Then there was a pastor named Wade, who came to clean up and figure out how and where to rebuild the day after he lost it all.  He lost everything in 2011 and thought surely it wouldn't hit him again.  But it did.  He still shared that he was grateful to be alive, and grateful that he and his family were okay.

Then there were the dozens of volunteers who showed up to help.  Just because as they told me "they can."  Generous hearts and helping hands.  

There were dead animals.  Hundreds of people physically hurt.  Medical care given by anyone who could help.  There were toys and teddy bears strewn about.  Toiletries and personal items and photographs found miles away.  There was a rescued dog that had been blown into a tree. 

These are images I won't soon forget.   

It'll also be tough to forget hearing the Faulkner county sheriff break down when he told me that children were among the 16 dead.  Tough to forget seeing a mother fall to the ground mourning the deaths of those children.  Tough reading the words of a blogger who wrote about the tragedy.  

But what I don't ever want to forget is this:  the spirit of the people affected by this tragedy.  A spirit, which,  in the face of death, out of the rubble and with devastation all around is still shining brightly, with indelible grace and humility.  A people, accepting what has happened with enduring faith and hope.  These people are among the most loyal, solid, salt-of-the-earth human beings I have ever had the pleasure of meeting. 

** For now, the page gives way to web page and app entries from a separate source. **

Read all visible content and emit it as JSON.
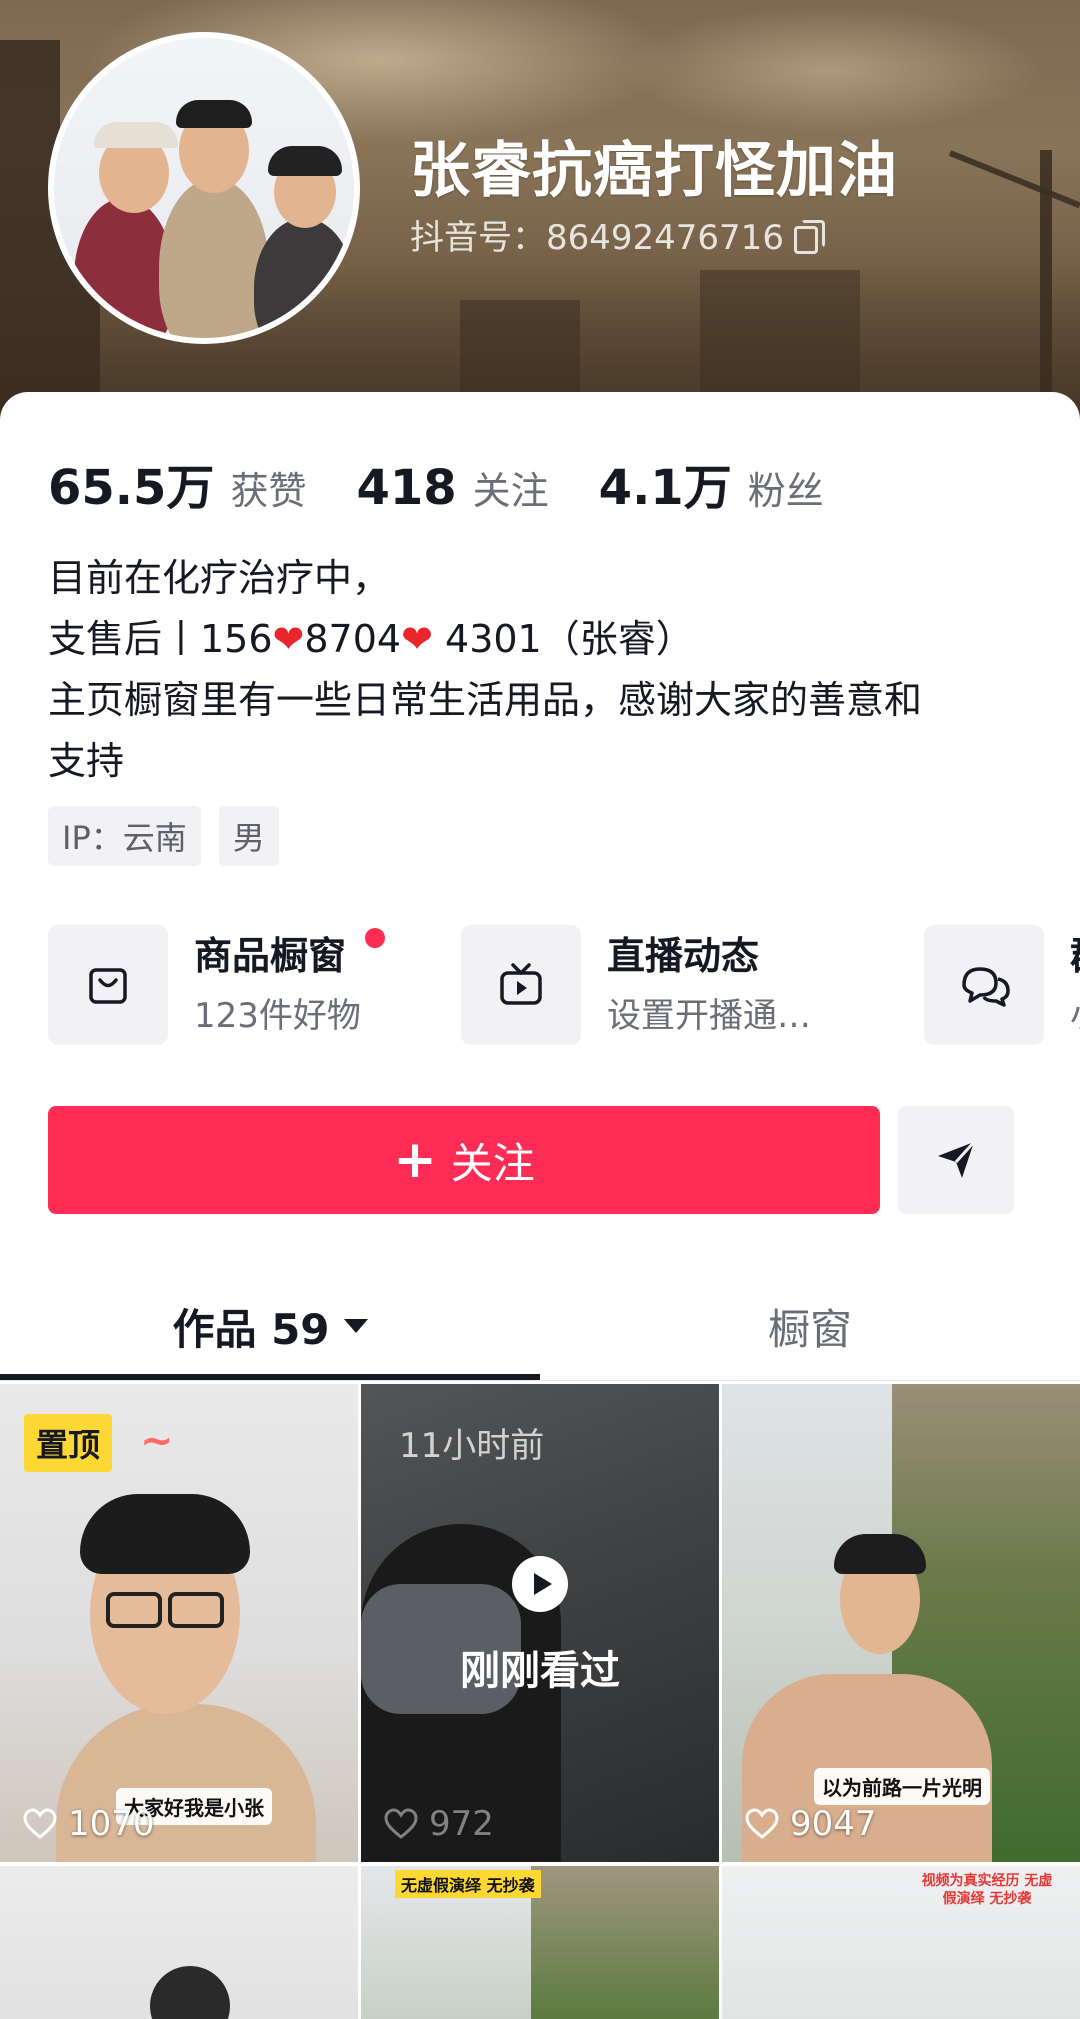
{
  "profile": {
    "nickname": "张睿抗癌打怪加油",
    "douyin_id": "抖音号：86492476716",
    "stats": [
      {
        "value": "65.5万",
        "label": "获赞"
      },
      {
        "value": "418",
        "label": "关注"
      },
      {
        "value": "4.1万",
        "label": "粉丝"
      }
    ],
    "bio": {
      "line1": "目前在化疗治疗中，",
      "line2_prefix": "支售后丨156",
      "line2_mid": "8704",
      "line2_suffix": " 4301（张睿）",
      "line3": "主页橱窗里有一些日常生活用品，感谢大家的善意和",
      "line4": "支持"
    },
    "tags": [
      "IP：云南",
      "男"
    ]
  },
  "entries": [
    {
      "title": "商品橱窗",
      "subtitle": "123件好物",
      "icon": "shopping-bag-icon"
    },
    {
      "title": "直播动态",
      "subtitle": "设置开播通…",
      "icon": "tv-icon"
    },
    {
      "title": "群",
      "subtitle": "小",
      "icon": "chat-bubbles-icon"
    }
  ],
  "actions": {
    "follow_label": "关注",
    "share_icon": "send-icon"
  },
  "tabs": {
    "works_label": "作品 59",
    "shop_label": "橱窗"
  },
  "videos": [
    {
      "badge": "置顶",
      "likes": "1070",
      "caption": "大家好我是小张"
    },
    {
      "time_ago": "11小时前",
      "overlay": "刚刚看过",
      "likes": "972"
    },
    {
      "likes": "9047",
      "caption": "以为前路一片光明"
    },
    {
      "banner": ""
    },
    {
      "banner": "无虚假演绎 无抄袭"
    },
    {
      "banner": "视频为真实经历 无虚假演绎 无抄袭"
    }
  ],
  "colors": {
    "accent": "#fe2c55",
    "badge": "#fdd835",
    "text_primary": "#161823",
    "text_secondary": "#6b6e78"
  }
}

I returned home after two days of television coverage to my own children.  I drove up to my modest home, staring at the white petals from my dogwood tree that had fallen and lined a path up to my front door.  It felt like heaven. And then I felt so guilty. That I had a home to go to, children to hug.  A feeling of sadness came and really hasn't disappeared just yet.  Why those 16 people?  Why the thousands who took a hit and not us?  My life suddenly seemed so ordered and idyllic, with drawers and bins for all our stuff.  Others' things had just been blown to bits.

It doesn't make any sense.   But it doesn't have to make sense.  I only know this after covering devastation of such magnitude.  The resilience of the human spirit is alive and well in my home state.